Amendment issue was properly decided, which on habeas
review Stone precludes, but whether defendant was
denied his Sixth Amendment right to competent
counsel. Thus, the "claim must be judged as a Sixth
Amendment claim, according to the standards set forth
in [Strickland v. Washington, 466 U.S. 668,
104 S.Ct. 2052], and not as a Fourth Amendment claim
governed by Stone." Morrison, 477 U.S. at 393,
106 S.Ct. at 2592 (Powell, J., concurring).
Id. Accordingly, the Court evaluates Morris' claim regarding
the search warrant under the Sixth Amendment.
To evaluate Morris' claim under the Sixth Amendment using the

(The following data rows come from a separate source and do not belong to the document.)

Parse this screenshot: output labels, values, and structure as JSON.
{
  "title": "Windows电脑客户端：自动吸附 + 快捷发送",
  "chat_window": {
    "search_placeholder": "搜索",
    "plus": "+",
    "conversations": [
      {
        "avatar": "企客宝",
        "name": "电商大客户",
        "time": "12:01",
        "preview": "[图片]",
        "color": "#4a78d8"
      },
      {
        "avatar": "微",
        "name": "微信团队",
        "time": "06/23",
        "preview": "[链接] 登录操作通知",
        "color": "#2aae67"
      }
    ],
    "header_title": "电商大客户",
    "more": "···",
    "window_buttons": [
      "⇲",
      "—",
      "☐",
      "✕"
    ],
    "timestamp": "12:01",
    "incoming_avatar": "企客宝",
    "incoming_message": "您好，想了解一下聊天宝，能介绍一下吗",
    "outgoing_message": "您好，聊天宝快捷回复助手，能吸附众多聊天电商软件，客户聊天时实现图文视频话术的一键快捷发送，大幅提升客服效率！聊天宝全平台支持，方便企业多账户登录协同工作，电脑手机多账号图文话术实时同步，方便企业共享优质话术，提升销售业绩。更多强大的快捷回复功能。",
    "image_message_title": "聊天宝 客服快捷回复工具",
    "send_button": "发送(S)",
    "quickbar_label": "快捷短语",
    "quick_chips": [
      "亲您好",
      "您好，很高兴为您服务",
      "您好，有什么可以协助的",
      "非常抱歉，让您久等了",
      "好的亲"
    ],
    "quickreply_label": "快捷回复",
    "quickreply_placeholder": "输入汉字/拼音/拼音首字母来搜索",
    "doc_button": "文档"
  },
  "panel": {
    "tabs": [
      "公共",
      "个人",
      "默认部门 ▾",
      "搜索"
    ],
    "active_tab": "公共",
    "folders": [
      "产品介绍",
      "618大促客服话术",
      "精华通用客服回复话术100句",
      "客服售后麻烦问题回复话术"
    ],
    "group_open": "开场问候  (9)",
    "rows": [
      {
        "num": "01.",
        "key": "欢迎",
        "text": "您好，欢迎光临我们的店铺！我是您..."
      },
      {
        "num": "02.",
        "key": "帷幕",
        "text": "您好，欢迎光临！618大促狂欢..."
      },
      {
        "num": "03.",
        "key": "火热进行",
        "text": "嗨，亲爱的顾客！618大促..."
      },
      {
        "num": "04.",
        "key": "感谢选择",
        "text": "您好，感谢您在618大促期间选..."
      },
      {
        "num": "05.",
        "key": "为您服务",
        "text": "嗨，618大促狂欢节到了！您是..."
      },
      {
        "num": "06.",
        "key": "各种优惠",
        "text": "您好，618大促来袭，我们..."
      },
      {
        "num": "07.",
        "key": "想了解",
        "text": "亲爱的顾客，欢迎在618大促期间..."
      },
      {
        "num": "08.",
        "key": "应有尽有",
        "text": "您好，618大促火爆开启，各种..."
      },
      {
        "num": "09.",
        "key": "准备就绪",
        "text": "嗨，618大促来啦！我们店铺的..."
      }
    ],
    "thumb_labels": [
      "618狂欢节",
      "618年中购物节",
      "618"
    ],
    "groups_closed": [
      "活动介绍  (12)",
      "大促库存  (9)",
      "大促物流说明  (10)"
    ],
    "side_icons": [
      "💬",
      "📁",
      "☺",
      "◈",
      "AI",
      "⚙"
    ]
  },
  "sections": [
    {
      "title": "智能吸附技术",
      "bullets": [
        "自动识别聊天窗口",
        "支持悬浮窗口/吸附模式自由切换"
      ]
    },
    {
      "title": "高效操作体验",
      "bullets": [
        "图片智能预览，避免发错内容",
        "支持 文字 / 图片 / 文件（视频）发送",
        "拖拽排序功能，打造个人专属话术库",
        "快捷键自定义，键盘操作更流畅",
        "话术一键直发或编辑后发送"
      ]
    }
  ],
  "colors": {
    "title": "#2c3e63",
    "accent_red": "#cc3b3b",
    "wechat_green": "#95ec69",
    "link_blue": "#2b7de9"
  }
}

Strickland standard, the Court uses a different analysis than
it would use if it was evaluating Morris' claim under the Fourth
Amendment. As defined, "[p]rejudice in the Strickland sense
refers to `unprofessional errors' so egregious `that the trial
was rendered unfair and the verdict rendered suspect.'" Id. at
491, quoting Morrison, 477 U.S. at 374. The Seventh Circuit
Strickland prejudice relates to the fairness of the
proceedings and to the confidence one may place in
the outcome, i.e., to the correctness of the verdict.
The Supreme Court has made clear that it is not
unfair to a defendant for a jury to consider reliable
but improperly gathered evidence of guilt. Fairness
to the accused has nothing to do with the purpose of
the exclusionary rule, which is why Fourth Amendment
claims cannot be raised on habeas review.
Id., citing Stone, 428 U.S. at 486, 494-95.
In this case, the search warrant resulted in discovery of
several firearms at Morris' residence, one of which held Morris'
palm print on the bottom of the gun. These weapons were
introduced as evidence against Morris at trial. See
Government's Response to Petitioner's Motion Under
28 U.S.C. § 2255 (d/e 7) (Response), Affidavit of Jon Gray Noll, Exh. 2,
Significantly, Morris does not contest that the admission of
this evidence against him made the guilty verdict less reliable
than if the evidence had not been present. Instead, his sole
argument is that his counsel's "failure to challenge the search
warrant resulted in the defendant being prejudiced, in that all
of the illegally obtained evidence being admitted as evidence in
the defendan[t]'s tr[ia]l." Memorandum of Law In Support of
Defendant's § 2255 Motion (Petitioner's Memorandum), pg. 6. Even
if the Court assumes that the search warrant was issued wrongly,
admission of improperly-gathered evidence alone does not
constitute "prejudice" under Strickland. Holman,
95 F.3d at 491. In his Petition, Morris makes no showing that the admission
at trial of evidence gathered pursuant to the search warrant made
his guilty verdict less reliable. Id. at 492. In fact, the
weapon with his palm print was ...